11.2 In all circumstances, the litigation friend must support a claim for payment out in relation to costs or expenses by filing a witness statement setting out—
(1) the nature and amount of the costs or expense; and
(2) the reason the costs or expense were incurred.
11.3 Where the application is for payment out of the damages in respect of costs pursuant to rule 21.12(1A) the witness statement must also include (or be accompanied by)—
(1) a copy of the conditional fee agreement or damages based agreement;
(2) the risk assessment by reference to which the success fee was determined;
(3) the reasons why the particular funding model was selected;
(4) the advice given to the litigation friend in relation to funding arrangements;
(4A) a copy bill or informal breakdown in the form of a schedule of the solicitor and own client base costs incurred;
(5) details of any costs agreed, recovered or fixed costs recoverable by the child; and
(6) confirmation of the amount of the sum agreed or awarded in respect of—
(a) general damages for pain, suffering and loss of amenity; and
(b) damages for pecuniary loss other than future pecuniary loss, net of any sums recoverable by the Compensation Recovery Unit of the Department for Work and Pensions.

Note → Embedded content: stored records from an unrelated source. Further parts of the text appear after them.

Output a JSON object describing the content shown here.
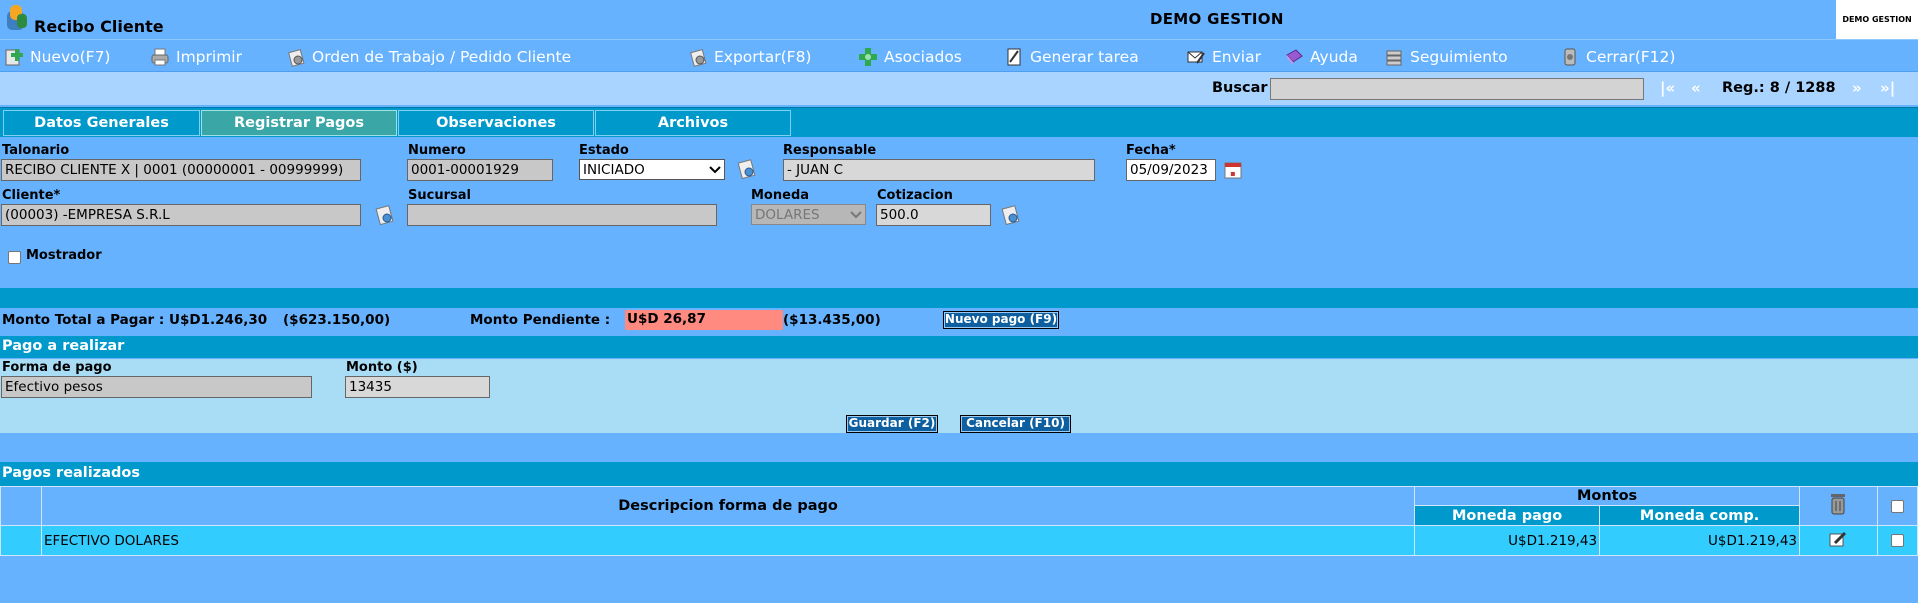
{
  "header": {
    "app_title": "Recibo Cliente",
    "company": "DEMO GESTION",
    "user_box": "DEMO GESTION"
  },
  "toolbar": {
    "items": [
      {
        "label": "Nuevo(F7)",
        "icon": "add-icon"
      },
      {
        "label": "Imprimir",
        "icon": "printer-icon"
      },
      {
        "label": "Orden de Trabajo / Pedido Cliente",
        "icon": "gear-icon"
      },
      {
        "label": "Exportar(F8)",
        "icon": "export-icon"
      },
      {
        "label": "Asociados",
        "icon": "associates-icon"
      },
      {
        "label": "Generar tarea",
        "icon": "task-icon"
      },
      {
        "label": "Enviar",
        "icon": "send-icon"
      },
      {
        "label": "Ayuda",
        "icon": "help-icon"
      },
      {
        "label": "Seguimiento",
        "icon": "tracking-icon"
      },
      {
        "label": "Cerrar(F12)",
        "icon": "close-icon"
      }
    ]
  },
  "search": {
    "label": "Buscar",
    "value": "",
    "nav_first": "|«",
    "nav_prev": "«",
    "record": "Reg.: 8 / 1288",
    "nav_next": "»",
    "nav_last": "»|"
  },
  "tabs": [
    {
      "label": "Datos Generales",
      "active": false
    },
    {
      "label": "Registrar Pagos",
      "active": true
    },
    {
      "label": "Observaciones",
      "active": false
    },
    {
      "label": "Archivos",
      "active": false
    }
  ],
  "form": {
    "talonario_label": "Talonario",
    "talonario_value": "RECIBO CLIENTE X | 0001 (00000001 - 00999999)",
    "numero_label": "Numero",
    "numero_value": "0001-00001929",
    "estado_label": "Estado",
    "estado_value": "INICIADO",
    "responsable_label": "Responsable",
    "responsable_value": "- JUAN C",
    "fecha_label": "Fecha*",
    "fecha_value": "05/09/2023",
    "cliente_label": "Cliente*",
    "cliente_value": "(00003) -EMPRESA S.R.L",
    "sucursal_label": "Sucursal",
    "sucursal_value": "",
    "moneda_label": "Moneda",
    "moneda_value": "DOLARES",
    "cotizacion_label": "Cotizacion",
    "cotizacion_value": "500.0",
    "mostrador_label": "Mostrador"
  },
  "summary": {
    "total_label": "Monto Total a Pagar : U$D1.246,30",
    "total_pesos": "($623.150,00)",
    "pendiente_label": "Monto Pendiente :",
    "pendiente_value": "U$D 26,87",
    "pendiente_pesos": "($13.435,00)",
    "nuevo_pago_button": "Nuevo pago (F9)"
  },
  "pago": {
    "section_title": "Pago a realizar",
    "forma_label": "Forma de pago",
    "forma_value": "Efectivo pesos",
    "monto_label": "Monto ($)",
    "monto_value": "13435",
    "guardar_button": "Guardar (F2)",
    "cancelar_button": "Cancelar (F10)"
  },
  "pagos_realizados": {
    "section_title": "Pagos realizados",
    "col_descripcion": "Descripcion forma de pago",
    "col_montos": "Montos",
    "col_moneda_pago": "Moneda pago",
    "col_moneda_comp": "Moneda comp.",
    "rows": [
      {
        "descripcion": "EFECTIVO DOLARES",
        "moneda_pago": "U$D1.219,43",
        "moneda_comp": "U$D1.219,43"
      }
    ]
  },
  "colors": {
    "background": "#66b2ff",
    "accent": "#0099cc",
    "active_tab": "#3aa6a6",
    "pending_highlight": "#ff8a80"
  }
}
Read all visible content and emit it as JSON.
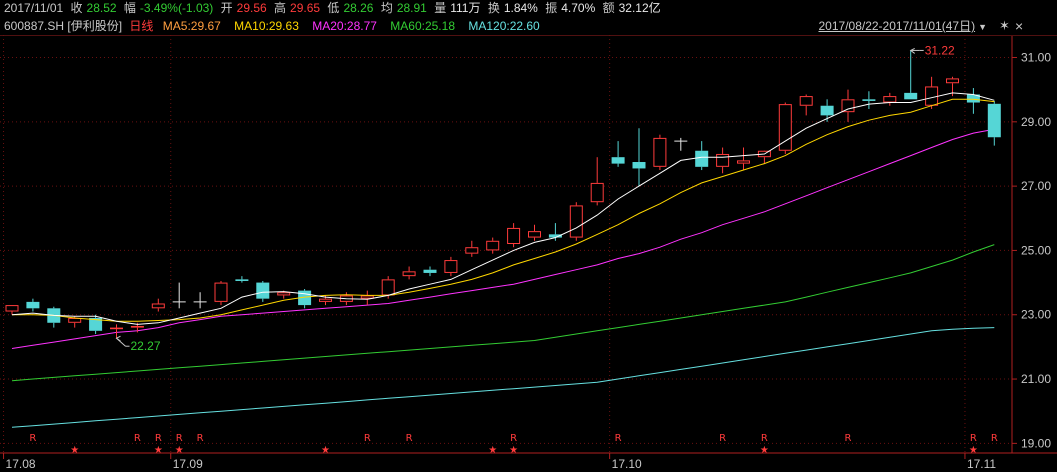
{
  "header": {
    "date": "2017/11/01",
    "close_label": "收",
    "close_value": "28.52",
    "change_label": "幅",
    "change_value": "-3.49%(-1.03)",
    "open_label": "开",
    "open_value": "29.56",
    "high_label": "高",
    "high_value": "29.65",
    "low_label": "低",
    "low_value": "28.26",
    "avg_label": "均",
    "avg_value": "28.91",
    "volume_label": "量",
    "volume_value": "111万",
    "turnover_label": "换",
    "turnover_value": "1.84%",
    "amplitude_label": "振",
    "amplitude_value": "4.70%",
    "amount_label": "额",
    "amount_value": "32.12亿"
  },
  "indicator_bar": {
    "stock": "600887.SH [伊利股份]",
    "period": "日线",
    "ma5": "MA5:29.67",
    "ma10": "MA10:29.63",
    "ma20": "MA20:28.77",
    "ma60": "MA60:25.18",
    "ma120": "MA120:22.60",
    "range": "2017/08/22-2017/11/01(47日)",
    "range_arrow": "▼"
  },
  "icons": {
    "settings": "✶",
    "close": "×"
  },
  "colors": {
    "up": "#ff3b3b",
    "down": "#55d6d6",
    "ma5": "#ffffff",
    "ma10": "#ffd700",
    "ma20": "#ff33ff",
    "ma60": "#33cc33",
    "ma120": "#66e0e0"
  },
  "chart_data": {
    "type": "candlestick",
    "ylim": [
      18.7,
      31.7
    ],
    "y_ticks": [
      "31.00",
      "29.00",
      "27.00",
      "25.00",
      "23.00",
      "21.00",
      "19.00"
    ],
    "y_tick_values": [
      31,
      29,
      27,
      25,
      23,
      21,
      19
    ],
    "x_labels": [
      {
        "label": "17.08",
        "index": 0
      },
      {
        "label": "17.09",
        "index": 8
      },
      {
        "label": "17.10",
        "index": 29
      },
      {
        "label": "17.11",
        "index": 46
      }
    ],
    "candles": [
      {
        "o": 23.1,
        "h": 23.3,
        "l": 23.0,
        "c": 23.3
      },
      {
        "o": 23.4,
        "h": 23.5,
        "l": 23.1,
        "c": 23.2
      },
      {
        "o": 23.2,
        "h": 23.25,
        "l": 22.6,
        "c": 22.75
      },
      {
        "o": 22.75,
        "h": 22.95,
        "l": 22.6,
        "c": 22.9
      },
      {
        "o": 22.9,
        "h": 23.0,
        "l": 22.4,
        "c": 22.5
      },
      {
        "o": 22.55,
        "h": 22.7,
        "l": 22.27,
        "c": 22.6
      },
      {
        "o": 22.6,
        "h": 22.75,
        "l": 22.45,
        "c": 22.65
      },
      {
        "o": 23.2,
        "h": 23.5,
        "l": 23.1,
        "c": 23.35
      },
      {
        "o": 23.4,
        "h": 24.0,
        "l": 23.2,
        "c": 23.4
      },
      {
        "o": 23.4,
        "h": 23.7,
        "l": 23.2,
        "c": 23.4
      },
      {
        "o": 23.4,
        "h": 24.05,
        "l": 23.3,
        "c": 24.0
      },
      {
        "o": 24.1,
        "h": 24.2,
        "l": 24.0,
        "c": 24.05
      },
      {
        "o": 24.0,
        "h": 24.05,
        "l": 23.4,
        "c": 23.5
      },
      {
        "o": 23.6,
        "h": 23.75,
        "l": 23.5,
        "c": 23.7
      },
      {
        "o": 23.75,
        "h": 23.8,
        "l": 23.2,
        "c": 23.3
      },
      {
        "o": 23.4,
        "h": 23.6,
        "l": 23.3,
        "c": 23.5
      },
      {
        "o": 23.4,
        "h": 23.7,
        "l": 23.3,
        "c": 23.6
      },
      {
        "o": 23.5,
        "h": 23.75,
        "l": 23.3,
        "c": 23.6
      },
      {
        "o": 23.6,
        "h": 24.2,
        "l": 23.5,
        "c": 24.1
      },
      {
        "o": 24.2,
        "h": 24.5,
        "l": 24.1,
        "c": 24.35
      },
      {
        "o": 24.4,
        "h": 24.5,
        "l": 24.2,
        "c": 24.3
      },
      {
        "o": 24.3,
        "h": 24.8,
        "l": 24.2,
        "c": 24.7
      },
      {
        "o": 24.9,
        "h": 25.3,
        "l": 24.8,
        "c": 25.1
      },
      {
        "o": 25.0,
        "h": 25.4,
        "l": 24.9,
        "c": 25.3
      },
      {
        "o": 25.2,
        "h": 25.85,
        "l": 25.1,
        "c": 25.7
      },
      {
        "o": 25.4,
        "h": 25.8,
        "l": 25.3,
        "c": 25.6
      },
      {
        "o": 25.5,
        "h": 25.85,
        "l": 25.3,
        "c": 25.4
      },
      {
        "o": 25.4,
        "h": 26.5,
        "l": 25.3,
        "c": 26.4
      },
      {
        "o": 26.5,
        "h": 27.9,
        "l": 26.4,
        "c": 27.1
      },
      {
        "o": 27.9,
        "h": 28.4,
        "l": 27.6,
        "c": 27.7
      },
      {
        "o": 27.75,
        "h": 28.8,
        "l": 27.0,
        "c": 27.55
      },
      {
        "o": 27.6,
        "h": 28.6,
        "l": 27.5,
        "c": 28.5
      },
      {
        "o": 28.4,
        "h": 28.5,
        "l": 28.1,
        "c": 28.4
      },
      {
        "o": 28.1,
        "h": 28.4,
        "l": 27.5,
        "c": 27.6
      },
      {
        "o": 27.6,
        "h": 28.2,
        "l": 27.4,
        "c": 28.0
      },
      {
        "o": 27.7,
        "h": 28.2,
        "l": 27.5,
        "c": 27.8
      },
      {
        "o": 27.9,
        "h": 28.0,
        "l": 27.7,
        "c": 28.1
      },
      {
        "o": 28.1,
        "h": 29.6,
        "l": 28.0,
        "c": 29.55
      },
      {
        "o": 29.5,
        "h": 29.85,
        "l": 29.2,
        "c": 29.8
      },
      {
        "o": 29.5,
        "h": 29.7,
        "l": 29.0,
        "c": 29.2
      },
      {
        "o": 29.3,
        "h": 30.0,
        "l": 29.0,
        "c": 29.7
      },
      {
        "o": 29.7,
        "h": 29.95,
        "l": 29.4,
        "c": 29.65
      },
      {
        "o": 29.6,
        "h": 29.9,
        "l": 29.5,
        "c": 29.8
      },
      {
        "o": 29.9,
        "h": 31.22,
        "l": 29.7,
        "c": 29.7
      },
      {
        "o": 29.5,
        "h": 30.4,
        "l": 29.4,
        "c": 30.1
      },
      {
        "o": 30.2,
        "h": 30.4,
        "l": 29.8,
        "c": 30.35
      },
      {
        "o": 29.85,
        "h": 30.05,
        "l": 29.25,
        "c": 29.6
      },
      {
        "o": 29.56,
        "h": 29.65,
        "l": 28.26,
        "c": 28.52
      }
    ],
    "ma5": [
      23.0,
      23.05,
      22.98,
      22.95,
      22.95,
      22.8,
      22.7,
      22.75,
      22.9,
      23.05,
      23.2,
      23.55,
      23.7,
      23.72,
      23.65,
      23.55,
      23.5,
      23.48,
      23.6,
      23.8,
      23.95,
      24.1,
      24.4,
      24.7,
      25.0,
      25.25,
      25.4,
      25.7,
      26.1,
      26.6,
      27.0,
      27.4,
      27.8,
      27.9,
      27.9,
      27.95,
      28.0,
      28.4,
      28.8,
      29.1,
      29.4,
      29.55,
      29.6,
      29.6,
      29.75,
      29.9,
      29.85,
      29.67
    ],
    "ma10": [
      23.0,
      23.0,
      22.98,
      22.9,
      22.85,
      22.8,
      22.8,
      22.82,
      22.85,
      22.9,
      23.0,
      23.15,
      23.3,
      23.45,
      23.55,
      23.6,
      23.62,
      23.6,
      23.6,
      23.7,
      23.82,
      23.95,
      24.1,
      24.3,
      24.55,
      24.75,
      24.95,
      25.2,
      25.5,
      25.8,
      26.15,
      26.45,
      26.8,
      27.1,
      27.3,
      27.5,
      27.7,
      27.95,
      28.3,
      28.6,
      28.85,
      29.05,
      29.2,
      29.3,
      29.5,
      29.7,
      29.7,
      29.63
    ],
    "ma20": [
      21.95,
      22.05,
      22.15,
      22.25,
      22.35,
      22.45,
      22.5,
      22.6,
      22.75,
      22.85,
      22.95,
      23.0,
      23.05,
      23.1,
      23.15,
      23.2,
      23.25,
      23.3,
      23.35,
      23.45,
      23.55,
      23.65,
      23.75,
      23.85,
      23.95,
      24.1,
      24.25,
      24.4,
      24.55,
      24.75,
      24.9,
      25.1,
      25.35,
      25.55,
      25.8,
      26.0,
      26.2,
      26.45,
      26.7,
      26.95,
      27.2,
      27.45,
      27.7,
      27.95,
      28.2,
      28.45,
      28.65,
      28.77
    ],
    "ma60": [
      20.95,
      21.0,
      21.05,
      21.1,
      21.15,
      21.2,
      21.25,
      21.3,
      21.35,
      21.4,
      21.45,
      21.5,
      21.55,
      21.6,
      21.65,
      21.7,
      21.75,
      21.8,
      21.85,
      21.9,
      21.95,
      22.0,
      22.05,
      22.1,
      22.15,
      22.2,
      22.3,
      22.4,
      22.5,
      22.6,
      22.7,
      22.8,
      22.9,
      23.0,
      23.1,
      23.2,
      23.3,
      23.4,
      23.55,
      23.7,
      23.85,
      24.0,
      24.15,
      24.3,
      24.5,
      24.7,
      24.95,
      25.18
    ],
    "ma120": [
      19.5,
      19.55,
      19.6,
      19.65,
      19.7,
      19.75,
      19.8,
      19.85,
      19.9,
      19.95,
      20.0,
      20.05,
      20.1,
      20.15,
      20.2,
      20.25,
      20.3,
      20.35,
      20.4,
      20.45,
      20.5,
      20.55,
      20.6,
      20.65,
      20.7,
      20.75,
      20.8,
      20.85,
      20.9,
      21.0,
      21.1,
      21.2,
      21.3,
      21.4,
      21.5,
      21.6,
      21.7,
      21.8,
      21.9,
      22.0,
      22.1,
      22.2,
      22.3,
      22.4,
      22.5,
      22.55,
      22.58,
      22.6
    ],
    "annotations": [
      {
        "index": 43,
        "value": 31.22,
        "text": "31.22",
        "color": "#ff3b3b"
      },
      {
        "index": 5,
        "value": 22.27,
        "text": "22.27",
        "color": "#33cc33"
      }
    ],
    "markers": [
      {
        "index": 1,
        "text": "R"
      },
      {
        "index": 3,
        "text": "★"
      },
      {
        "index": 6,
        "text": "R"
      },
      {
        "index": 7,
        "text": "R"
      },
      {
        "index": 7,
        "text": "★"
      },
      {
        "index": 8,
        "text": "R"
      },
      {
        "index": 8,
        "text": "★"
      },
      {
        "index": 9,
        "text": "R"
      },
      {
        "index": 15,
        "text": "★"
      },
      {
        "index": 17,
        "text": "R"
      },
      {
        "index": 19,
        "text": "R"
      },
      {
        "index": 23,
        "text": "★"
      },
      {
        "index": 24,
        "text": "R"
      },
      {
        "index": 24,
        "text": "★"
      },
      {
        "index": 29,
        "text": "R"
      },
      {
        "index": 34,
        "text": "R"
      },
      {
        "index": 36,
        "text": "R"
      },
      {
        "index": 36,
        "text": "★"
      },
      {
        "index": 40,
        "text": "R"
      },
      {
        "index": 46,
        "text": "R"
      },
      {
        "index": 46,
        "text": "★"
      },
      {
        "index": 47,
        "text": "R"
      }
    ]
  }
}
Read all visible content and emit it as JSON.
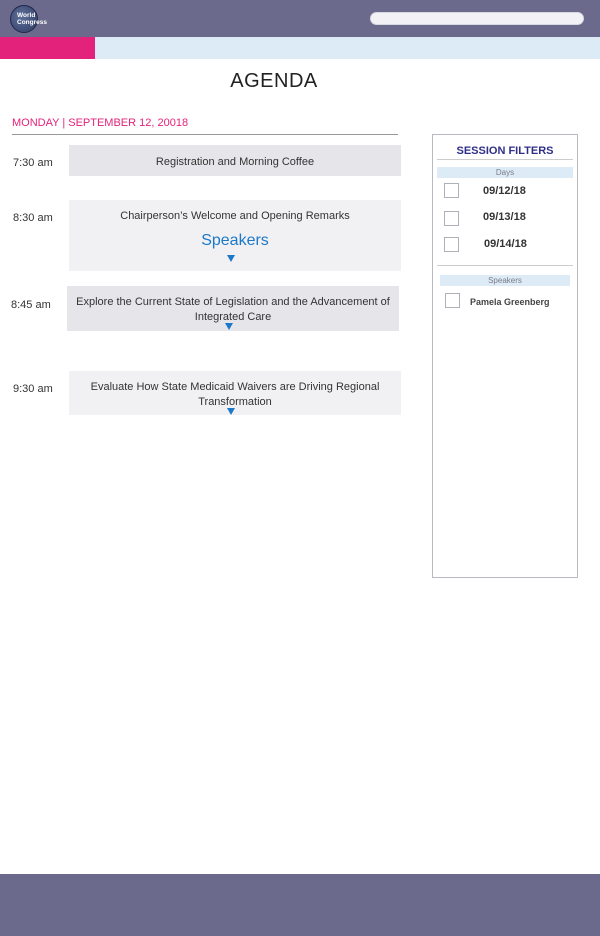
{
  "header": {
    "logo_line1": "World",
    "logo_line2": "Congress",
    "search_placeholder": ""
  },
  "page": {
    "title": "AGENDA",
    "date": "MONDAY | SEPTEMBER 12, 20018"
  },
  "sessions": [
    {
      "time": "7:30 am",
      "title": "Registration and Morning Coffee"
    },
    {
      "time": "8:30 am",
      "title": "Chairperson’s Welcome and Opening Remarks",
      "speakers_label": "Speakers"
    },
    {
      "time": "8:45 am",
      "title": "Explore the Current State of Legislation and the Advancement of Integrated Care"
    },
    {
      "time": "9:30 am",
      "title": "Evaluate How State Medicaid Waivers are Driving Regional Transformation"
    }
  ],
  "filters": {
    "title": "SESSION FILTERS",
    "days_header": "Days",
    "days": [
      "09/12/18",
      "09/13/18",
      "09/14/18"
    ],
    "speakers_header": "Speakers",
    "speakers": [
      "Pamela Greenberg"
    ]
  },
  "colors": {
    "header_bg": "#6b6a8c",
    "accent_pink": "#e3237b",
    "accent_blue": "#1d78c8",
    "nav_light_blue": "#dcebf5"
  }
}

In summary, Solicitors must consider making an appropriate application in every case that involves a minor, and where a success fee and/or ATE premium has been incurred. Any application must be supported by a witness statement from the Litigation Friend clearly setting out the factors at CPR 21 PD 11.2 and providing the information/documentation as required by CPR 21 PD 11.3.
We understand that even when these procedures are being followed, the Court may not deduct the ATE premium and success fee from the Claimant’s damages. However, with the correct procedures being followed this should maximise the prospect of the Court making the appropriate deductions from the damages.
If you would like any additional information or advice please contact our Senior Underwriter, Peter Morgan at firstname.lastname@example.org or Nick McDonnell who is a Director and Costs Lawyer at Kain Knight email@example.com.
Peter has been at Temple Legal Protection since September 2011 having previously worked for a national law firm and insurer giving him valuable experience in both Claimant and Defendant work.
Peter is a Senior Underwriter within the Personal Injury and Clinical Negligence team and is responsible for assessing risks along with the day to day management of delegated authority schemes.
He is also available to help with any underwriting questions to ensure customers are getting the best of their ATE and funding products.
He is currently studying with CILEX to qualify as a Chartered Legal Executive which he will use to further develop his knowledge and expertise.